The story begins in 1662 when King Charles II of England approved a patent to extend the boundaries of Connecticut Colony. Since he was feuding with New Haven Colony (sepearte from Connecticut Colony), he extended the eastern boundary - through New Haven Colony - to Naragansett Bay in Rhode Island! The northern boundary was extended to the southern Massachusetts boundary, and the southern boundary to Long Island Sound. The western boundary was set all the way to the Pacific coast! In effect, Connecticut now owned the upper third of Pennsylvania as well as parts of Ohio, Indiana, Illinois, Iowa, Nebraska, Colorado, Utah, Nevada and California. The colony was now a strip of land from coast to coast.
Since Connecticut had incurred a huge war debt during the Revolutionary War, it ceded, or gave up in 1786, its right to all the lands, except the Ohio holdings. (This became known as the "New Connecticut" and later "The Western Reserve".) In exchange, the US government took over the debt. This left two land pieces - the "The Western Reserve", and a tract transferred in 1795 to a group of investors from Suffield, CT, known as the Connecticut Land Company. The $1.2 million raised from the sale was used for public education.
Part of the "Western Reserve" included the northeastern edge of Ohio from Lake Erie to slightly below Akron and Youngstown. This area, which encompassed what would become Huron and Erie counties, was known as the "Firelands" or "Sufferslands Lands". The land was reserved for colonists from New England, who's homes had been destroyed by fire by the British during the Revolutionary War. Between 1786 and 1800, tracts of land in the "Firelands" were sold (or given) to immigrants from Connecticut in compensation for their losses.
As an interesting aside, the Connecticut Land Company hired a surveyor, Moses Cleaveland, to work with a group of others to divide the land into townships. He and his crew actually laid out the piece of land that would become Cleveland, Ohio. A printer dropped the "a" in his name to save space on the printed page!
There is also the claim of the Native-Americans to the land, which was pretty much ignored as history tells us. This was certainly true in this case.

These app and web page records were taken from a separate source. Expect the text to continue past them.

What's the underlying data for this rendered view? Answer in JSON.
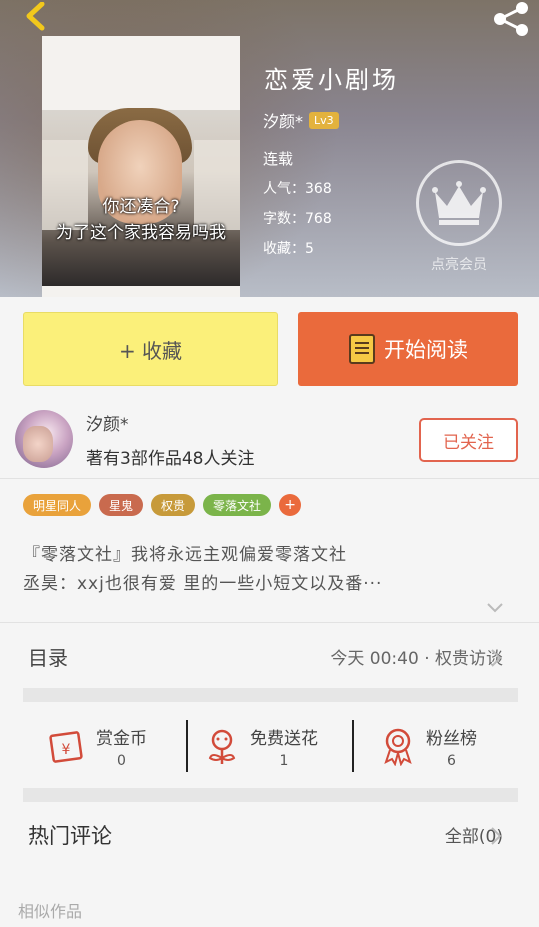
{
  "book": {
    "title": "恋爱小剧场",
    "author": "汐颜*",
    "level": "Lv3",
    "status": "连载",
    "popularity": "人气：368",
    "word_count": "字数：768",
    "favorites": "收藏：5",
    "cover_caption_line1": "你还凑合?",
    "cover_caption_line2": "为了这个家我容易吗我"
  },
  "vip": {
    "label": "点亮会员"
  },
  "actions": {
    "favorite": "+ 收藏",
    "read": "开始阅读"
  },
  "author_card": {
    "name": "汐颜*",
    "stats": "著有3部作品48人关注",
    "follow": "已关注"
  },
  "tags": [
    {
      "label": "明星同人",
      "color": "#e9a23b"
    },
    {
      "label": "星鬼",
      "color": "#c96a4e"
    },
    {
      "label": "权贵",
      "color": "#c79a3a"
    },
    {
      "label": "零落文社",
      "color": "#7bb44a"
    }
  ],
  "tag_add": "+",
  "description": {
    "line1": "『零落文社』我将永远主观偏爱零落文社",
    "line2": "丞昊：xxj也很有爱 里的一些小短文以及番···"
  },
  "toc": {
    "label": "目录",
    "latest": "今天 00:40 · 权贵访谈"
  },
  "stats": [
    {
      "label": "赏金币",
      "value": "0",
      "icon": "coin-envelope-icon"
    },
    {
      "label": "免费送花",
      "value": "1",
      "icon": "flower-icon"
    },
    {
      "label": "粉丝榜",
      "value": "6",
      "icon": "medal-icon"
    }
  ],
  "comments": {
    "label": "热门评论",
    "all": "全部(0)"
  },
  "similar": {
    "label": "相似作品"
  },
  "colors": {
    "accent_orange": "#ea6a3c",
    "fav_yellow": "#fbf07a",
    "follow_red": "#e2644e",
    "back_yellow": "#f2c81c"
  }
}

In 1800 Connecticut ceded sovereignty over the "Western Reserve" to the government so that the Northwest Territory could be created. Today, visitors to this area can see the Connecticut influence in architecture, town planning and public parks. People tracing their family history might even find a missing relative or two in Ohio! It can be said that Connecticut played a direct role in helping to settle the rest of the country. Connecticut residents indeed pushed west long before editor Horace Greely admonished his readers in 1851 to "Go west, young man!".
SOURCE: Upton,H. (n.d.). History of the Western Reserve. In RootsWeb websites. retreived Nov. 30, 2011, from: